A favorable March 25, 2021, Supreme Court ruling allows consumers to bring claims in their home state against out-of-state companies, even where the companies had no contact with the consumer in the consumer’s state of residence. This article explains the Court’s holding and then suggests nine types of cases where the ruling can help advance consumer litigation.
This article examines the consumer law implications of the March 11, 2021, American Rescue Plan Act: how to protect stimulus payments from garnishment and a bankruptcy trustee; student loan forgiveness being no longer taxable; relief for utility arrearages and payments; help for homeowners and renters; and help with broadband and water bills.
A January 14, 2021, Supreme Court decision alters the practice of consumer bankruptcy law as to repossessed property. This article explains the Supreme Court’s ruling and how the consumer bankruptcy practitioner should respond to the ruling’s implications, including the use of four new sample pleadings found in NCLC’s recent digital update to our bankruptcy treatise.
NCLC’s new chapter on homeowner rights during the COVID pandemic is free to the public for a limited time period. This article summarizes the new chapter, covering the very latest rights and options for those with Fannie Mae, Freddie Mac, FHA, VA, RHS, or other mortgages. The chapter being open to the public, all readers can now follow links in the article to more detail in the chapter text.

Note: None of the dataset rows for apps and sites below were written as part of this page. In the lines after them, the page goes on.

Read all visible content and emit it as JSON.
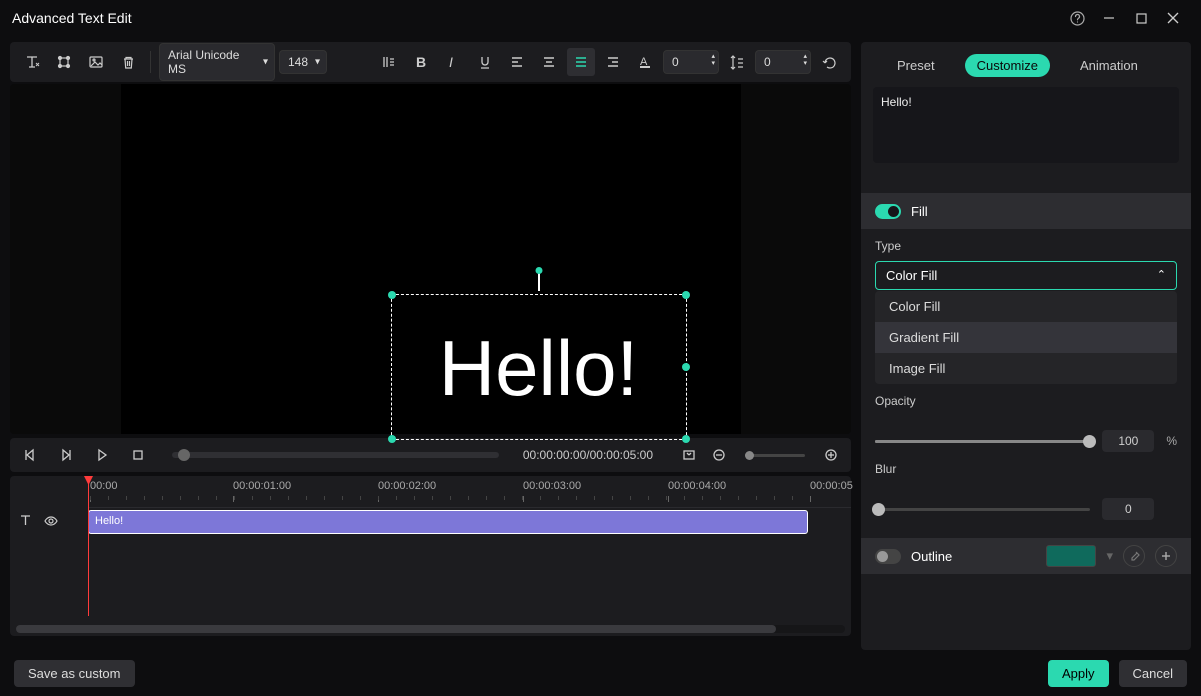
{
  "title": "Advanced Text Edit",
  "toolbar": {
    "font": "Arial Unicode MS",
    "size": "148",
    "spacing1": "0",
    "spacing2": "0"
  },
  "canvas": {
    "text": "Hello!"
  },
  "playback": {
    "time": "00:00:00:00/00:00:05:00"
  },
  "timeline": {
    "ticks": [
      "00:00",
      "00:00:01:00",
      "00:00:02:00",
      "00:00:03:00",
      "00:00:04:00",
      "00:00:05"
    ],
    "clip_label": "Hello!"
  },
  "panel": {
    "tabs": {
      "preset": "Preset",
      "customize": "Customize",
      "animation": "Animation"
    },
    "text_value": "Hello!",
    "fill_label": "Fill",
    "type_label": "Type",
    "type_value": "Color Fill",
    "type_options": [
      "Color Fill",
      "Gradient Fill",
      "Image Fill"
    ],
    "opacity_label": "Opacity",
    "opacity_value": "100",
    "opacity_unit": "%",
    "blur_label": "Blur",
    "blur_value": "0",
    "outline_label": "Outline"
  },
  "footer": {
    "save_custom": "Save as custom",
    "apply": "Apply",
    "cancel": "Cancel"
  }
}
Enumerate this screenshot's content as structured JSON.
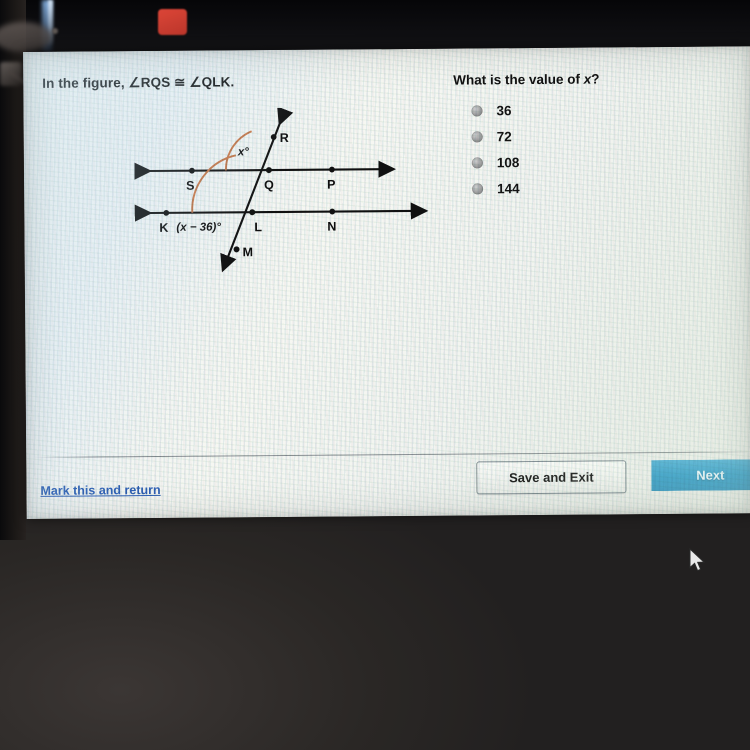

Increasingly, companies seek to bind consumers to arbitration, consent to robocalls, and other terms and conditions through the consumer’s actions on a website. This article reviews an important January court decision, describes surprising facts about bots and “click farms,” and sets out a series of practical steps to challenge consumer assent to terms found on a website.Challenging Electronic Assent to Arbitration, Robocalls, and More
New rules interpreting the Fair Debt Collection Practices Act that go into effect November 30, 2021, are a good reason to review existing law as to suits and collection contacts concerning time-barred debt. This article discusses those aspects of the new rules related to time-barred debt and also provides an overview of existing law in the area.
This article reviews a very active 2020 concerning the Fair Debt Collection Practices Act (FDCPA). The article focuses on two sets of final Consumer Financial Protection Bureau rules on the FDCPA, one published in November and the other announced in December, and then summarizes all of the relevant 2020 circuit court of appeals FDCPA cases.
This article explains the new consumer bankruptcy protections found in the Consolidated Appropriations Act that were effective December 27, 2020: the availability of a chapter 13 discharge despite missed payments, protection of stimulus payments from the bankruptcy trustee, no discrimination of debtors in bankruptcy from CARES Act protections, continued utility service without a deposit, and more.
In 2021 many significant consumer law changes will be effective and a number of programs that were to expire have been extended. This article sets out those changes and extensions that are scheduled as of January 1, 2021, including changes effective from December 1, 2020 through January 1, 2022.
This article explains scammed consumers’ best approaches to retrieve their money, depending on the method used for its payment. The article covers unusual payment methods preferred by scammers, such as gift cards, wires, prepaid cards, remotely created payment orders, express mail of cash and money orders, and not just credit or debit cards.
This article provides a summary and link to a Public Justice paper that debunks claims (successful in two district courts and popping up everywhere now) that the Telephone Consumer Protection Act (TCPA) is unconstitutional as applied to all robocalls from 2015 to July 6, 2020.